On Friday morning, we woke up around 6am and had a pre workout snack (Trisha knows me well - WASA crackers and natural PB were waiting for me downstairs!) before our swim and strength workout at the YMCA.


After our workout, it was time to enjoy the local eats and what better than at a bakery!


Traditional European breads and pastries...to say Karel was in heaven is an understatement!! The croissants, apple strudel and Chef baguette were amazing!!! 

We had a busy day so we were out and about and ended up with a stop out at The Point Shopping Center at Zoes Kitchen for a late lunch. 


Greek salad and pita veggie pizza. YUM!!
(I had 1/2 pizza with salad along with an apple that I brought with me and saved the other 1/2 for lunch the next day)

We couldn't wait to get back to downtown and check out the local bike shops (we heard there are over 10 in Greenville!)...especially Pedal Chic -  which caters to women who are empowered through healthy movement.
Pedal Chic is the first women-specific bike shop and athletic boutique in the country, offering an unparalleled selection for the female athlete, cyclist, urban commuter, and yogi, as well as lifestyle/comfort wear in an upscale, boutique environment. The shop is a full-service bicycle shop and athletic boutique.
We are the proud dealer of Bianchi, Jamis, Nirve, and  Linus.


 I bought this cute long sleeve shirt. Now this is the sign that you want to see in the changing room!

Campy made a friend!! 


We were so excited for a dinner in downtown and we picked the perfect place! 
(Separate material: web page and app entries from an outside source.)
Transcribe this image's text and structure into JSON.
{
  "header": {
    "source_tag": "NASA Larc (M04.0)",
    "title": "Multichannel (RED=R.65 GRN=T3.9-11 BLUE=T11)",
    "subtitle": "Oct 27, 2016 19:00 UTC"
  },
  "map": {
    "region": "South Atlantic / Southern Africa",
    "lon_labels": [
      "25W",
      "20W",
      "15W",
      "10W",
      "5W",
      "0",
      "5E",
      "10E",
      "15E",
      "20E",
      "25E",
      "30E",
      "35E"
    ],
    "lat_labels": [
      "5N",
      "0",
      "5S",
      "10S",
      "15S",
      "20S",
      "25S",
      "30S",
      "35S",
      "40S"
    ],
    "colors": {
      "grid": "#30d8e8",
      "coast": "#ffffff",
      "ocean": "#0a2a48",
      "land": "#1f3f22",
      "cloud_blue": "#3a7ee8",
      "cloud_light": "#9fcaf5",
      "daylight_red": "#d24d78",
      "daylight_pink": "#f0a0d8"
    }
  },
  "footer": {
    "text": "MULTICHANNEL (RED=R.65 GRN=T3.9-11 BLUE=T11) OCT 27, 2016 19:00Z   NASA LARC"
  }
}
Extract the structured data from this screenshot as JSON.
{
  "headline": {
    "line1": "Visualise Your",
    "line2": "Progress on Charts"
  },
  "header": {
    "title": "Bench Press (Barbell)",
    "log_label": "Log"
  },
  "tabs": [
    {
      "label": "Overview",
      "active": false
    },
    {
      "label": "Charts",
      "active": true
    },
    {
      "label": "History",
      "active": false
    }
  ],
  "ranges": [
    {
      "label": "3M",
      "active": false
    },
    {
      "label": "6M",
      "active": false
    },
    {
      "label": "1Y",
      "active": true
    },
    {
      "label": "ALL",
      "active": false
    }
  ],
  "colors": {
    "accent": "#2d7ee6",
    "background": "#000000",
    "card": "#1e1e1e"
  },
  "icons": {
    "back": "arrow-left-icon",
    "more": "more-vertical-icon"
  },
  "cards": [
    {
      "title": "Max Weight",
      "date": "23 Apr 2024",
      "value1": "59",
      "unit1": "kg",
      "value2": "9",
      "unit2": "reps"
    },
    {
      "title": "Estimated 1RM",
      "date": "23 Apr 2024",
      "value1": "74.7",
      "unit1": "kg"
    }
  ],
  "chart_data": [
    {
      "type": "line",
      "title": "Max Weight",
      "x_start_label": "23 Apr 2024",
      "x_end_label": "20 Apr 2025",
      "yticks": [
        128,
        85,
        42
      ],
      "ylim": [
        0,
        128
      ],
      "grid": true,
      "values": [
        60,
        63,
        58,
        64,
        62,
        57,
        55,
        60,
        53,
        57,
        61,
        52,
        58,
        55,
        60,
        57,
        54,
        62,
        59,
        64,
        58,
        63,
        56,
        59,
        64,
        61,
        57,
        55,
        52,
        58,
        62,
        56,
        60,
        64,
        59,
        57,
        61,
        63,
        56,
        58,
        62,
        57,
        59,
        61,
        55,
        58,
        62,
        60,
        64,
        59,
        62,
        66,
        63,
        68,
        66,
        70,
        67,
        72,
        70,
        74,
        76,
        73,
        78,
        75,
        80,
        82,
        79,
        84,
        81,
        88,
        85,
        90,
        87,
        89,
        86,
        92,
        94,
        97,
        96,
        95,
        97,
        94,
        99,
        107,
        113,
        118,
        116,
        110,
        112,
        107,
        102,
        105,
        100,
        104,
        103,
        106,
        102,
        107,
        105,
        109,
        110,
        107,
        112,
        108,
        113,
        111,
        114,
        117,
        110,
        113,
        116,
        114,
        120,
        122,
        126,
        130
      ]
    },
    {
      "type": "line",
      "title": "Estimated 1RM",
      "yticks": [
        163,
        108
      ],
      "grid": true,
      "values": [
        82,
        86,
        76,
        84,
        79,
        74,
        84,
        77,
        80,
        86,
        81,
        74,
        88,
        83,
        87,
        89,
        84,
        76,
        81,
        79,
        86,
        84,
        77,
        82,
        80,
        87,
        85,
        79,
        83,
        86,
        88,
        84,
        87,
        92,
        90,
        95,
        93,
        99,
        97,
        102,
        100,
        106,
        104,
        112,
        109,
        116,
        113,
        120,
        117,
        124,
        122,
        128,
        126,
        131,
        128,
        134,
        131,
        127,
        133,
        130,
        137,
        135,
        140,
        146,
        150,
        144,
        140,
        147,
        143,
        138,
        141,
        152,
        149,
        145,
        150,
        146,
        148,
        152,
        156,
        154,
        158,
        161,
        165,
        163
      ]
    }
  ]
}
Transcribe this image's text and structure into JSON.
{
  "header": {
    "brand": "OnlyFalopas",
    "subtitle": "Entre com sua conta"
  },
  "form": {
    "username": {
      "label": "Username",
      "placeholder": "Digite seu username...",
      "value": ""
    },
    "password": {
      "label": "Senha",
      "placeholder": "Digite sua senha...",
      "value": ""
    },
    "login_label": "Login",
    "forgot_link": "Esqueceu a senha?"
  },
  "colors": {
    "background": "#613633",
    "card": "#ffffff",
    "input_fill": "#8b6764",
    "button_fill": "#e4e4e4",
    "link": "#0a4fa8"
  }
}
I had the vegan burrito which was packed with flavor! It was so delicious!!!


Well it was one exciting weekend and now we have one tired Camper. 

If you get a chance to visit Greenville, I highly recommend checking out this awesome city......be sure to bring your active wear and hopefully you will have great weather and can bike to Paris Mountain and run on the Swamp Rabbit Trail.
Thanks Greenville for the great memories....until next time........

A few more pics...